What the task asks
Please copy out each line of the listing that contains the word "JSON".
※
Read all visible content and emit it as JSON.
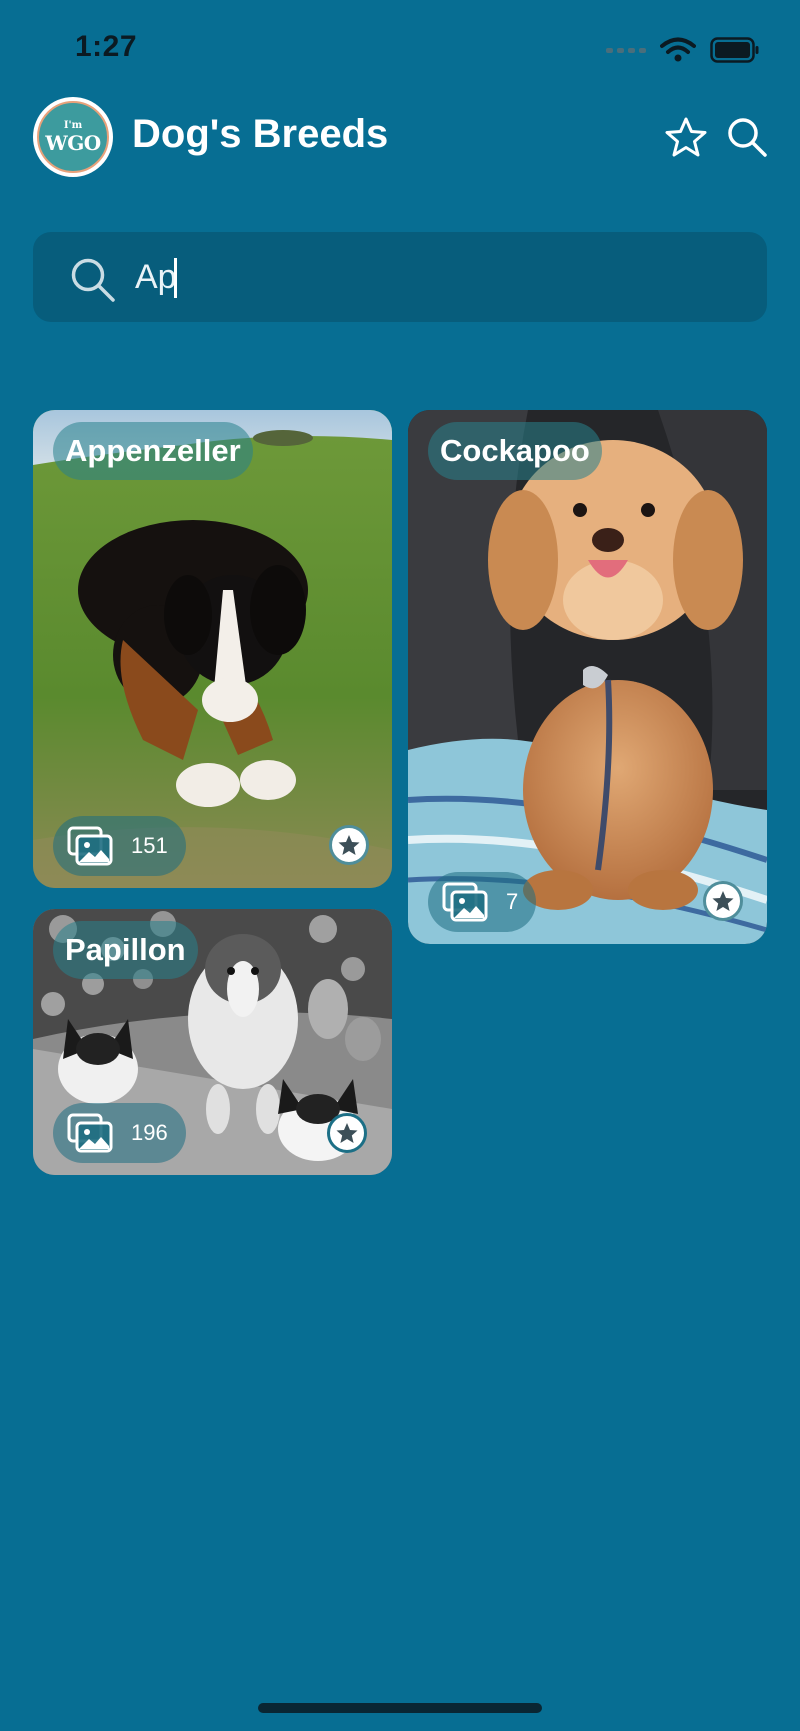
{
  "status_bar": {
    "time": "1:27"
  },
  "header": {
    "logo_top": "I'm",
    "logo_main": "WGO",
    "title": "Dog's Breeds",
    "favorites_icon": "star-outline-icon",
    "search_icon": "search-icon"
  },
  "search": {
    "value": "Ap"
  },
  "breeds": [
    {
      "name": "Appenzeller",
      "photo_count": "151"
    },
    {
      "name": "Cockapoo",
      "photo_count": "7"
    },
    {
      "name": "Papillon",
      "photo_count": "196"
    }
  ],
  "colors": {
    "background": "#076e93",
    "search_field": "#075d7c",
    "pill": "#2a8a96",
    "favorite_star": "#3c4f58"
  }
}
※
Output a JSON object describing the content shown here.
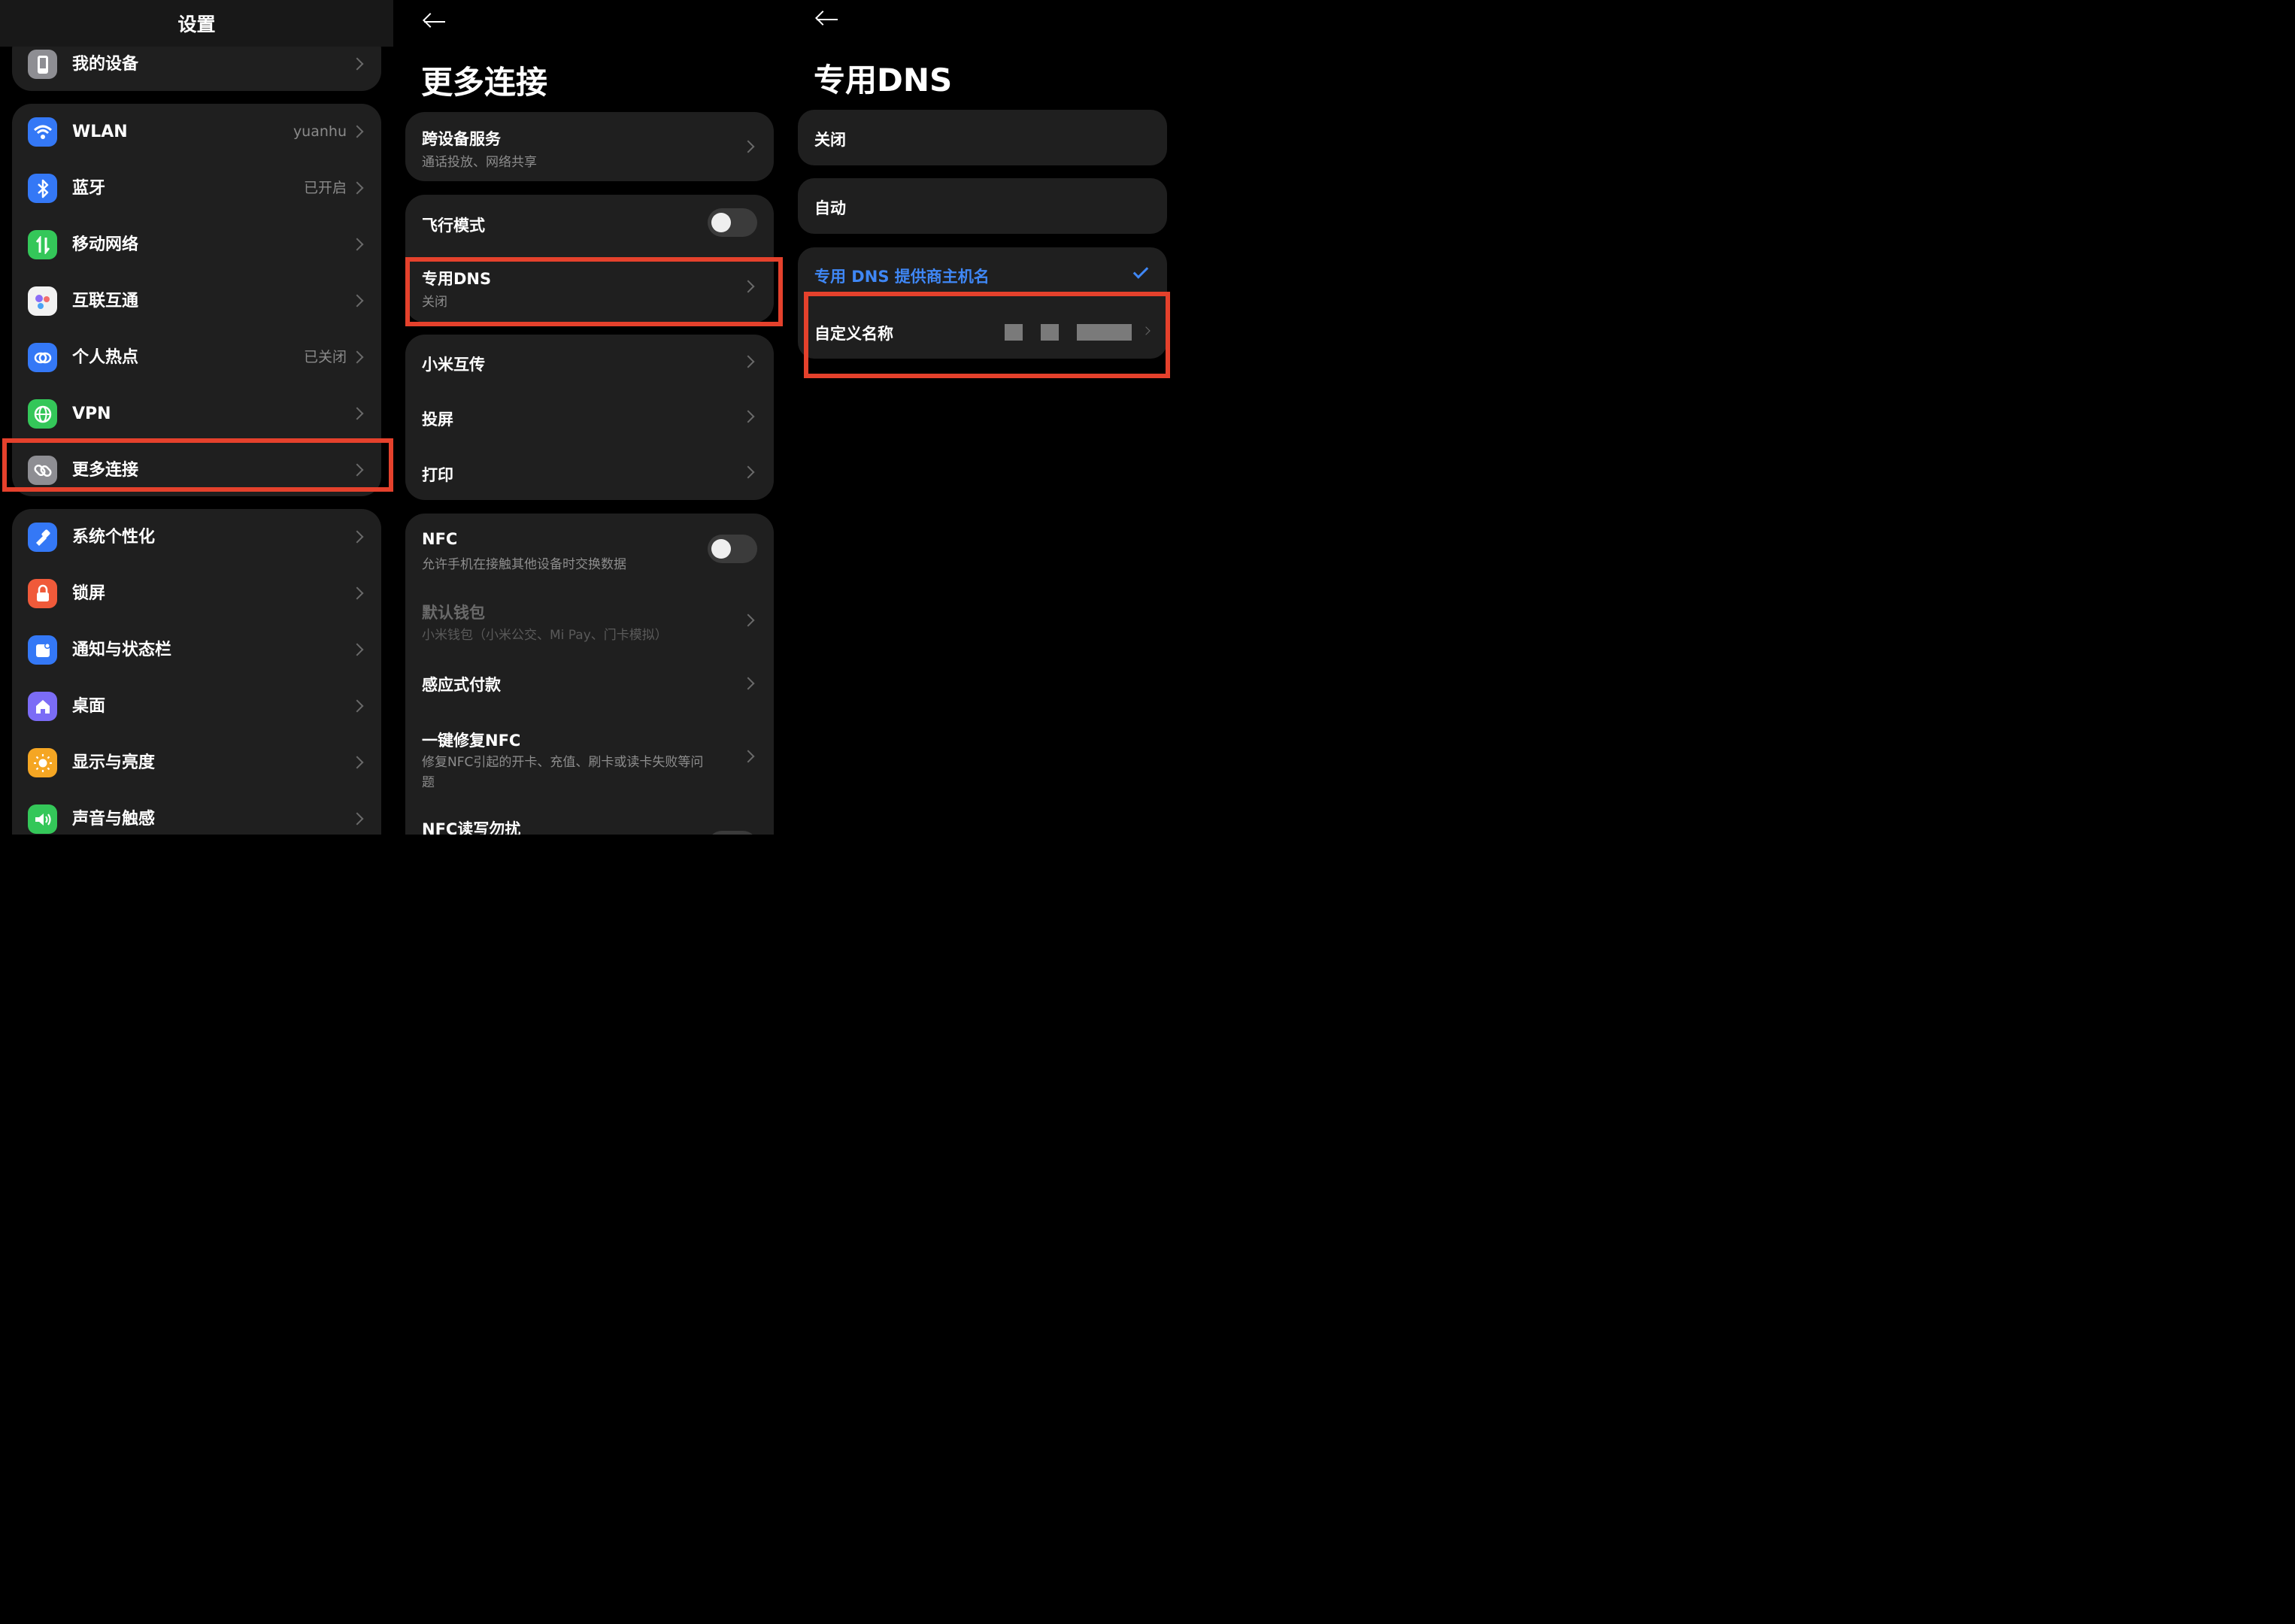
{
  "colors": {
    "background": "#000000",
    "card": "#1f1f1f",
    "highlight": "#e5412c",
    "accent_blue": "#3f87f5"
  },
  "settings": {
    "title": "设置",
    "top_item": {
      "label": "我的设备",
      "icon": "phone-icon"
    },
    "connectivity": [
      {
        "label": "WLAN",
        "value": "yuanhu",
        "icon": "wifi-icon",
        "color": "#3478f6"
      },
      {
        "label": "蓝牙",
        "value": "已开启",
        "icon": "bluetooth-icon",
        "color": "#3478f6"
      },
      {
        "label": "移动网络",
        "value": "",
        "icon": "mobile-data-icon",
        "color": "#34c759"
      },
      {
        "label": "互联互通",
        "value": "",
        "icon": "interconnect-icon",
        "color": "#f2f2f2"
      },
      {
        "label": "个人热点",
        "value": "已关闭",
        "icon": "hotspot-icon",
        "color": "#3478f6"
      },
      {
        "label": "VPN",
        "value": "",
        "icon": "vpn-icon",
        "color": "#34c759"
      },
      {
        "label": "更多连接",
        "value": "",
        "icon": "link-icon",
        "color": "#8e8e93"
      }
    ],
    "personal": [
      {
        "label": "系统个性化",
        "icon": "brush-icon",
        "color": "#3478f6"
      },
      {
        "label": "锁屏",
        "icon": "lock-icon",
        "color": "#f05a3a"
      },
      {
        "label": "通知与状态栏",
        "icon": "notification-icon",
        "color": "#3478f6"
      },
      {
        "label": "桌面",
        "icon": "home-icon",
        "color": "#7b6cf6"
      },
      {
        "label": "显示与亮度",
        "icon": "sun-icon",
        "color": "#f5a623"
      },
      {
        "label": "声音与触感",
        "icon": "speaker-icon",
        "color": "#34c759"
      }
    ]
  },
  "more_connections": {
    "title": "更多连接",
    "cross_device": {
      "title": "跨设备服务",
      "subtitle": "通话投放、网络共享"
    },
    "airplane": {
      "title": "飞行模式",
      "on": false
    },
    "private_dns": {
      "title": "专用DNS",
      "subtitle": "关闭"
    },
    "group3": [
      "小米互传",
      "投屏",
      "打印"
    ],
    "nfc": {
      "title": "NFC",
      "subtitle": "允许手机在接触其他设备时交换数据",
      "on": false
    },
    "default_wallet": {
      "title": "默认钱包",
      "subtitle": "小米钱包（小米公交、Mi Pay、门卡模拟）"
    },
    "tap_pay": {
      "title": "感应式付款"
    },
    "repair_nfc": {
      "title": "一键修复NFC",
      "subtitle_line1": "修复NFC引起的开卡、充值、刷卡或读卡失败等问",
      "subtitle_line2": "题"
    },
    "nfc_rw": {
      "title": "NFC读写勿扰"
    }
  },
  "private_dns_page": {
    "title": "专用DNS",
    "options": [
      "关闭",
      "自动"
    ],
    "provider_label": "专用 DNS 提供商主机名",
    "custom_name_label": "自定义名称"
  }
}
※
Output below
Read all visible content and emit it as JSON.
Output a JSON object describing the content shown here.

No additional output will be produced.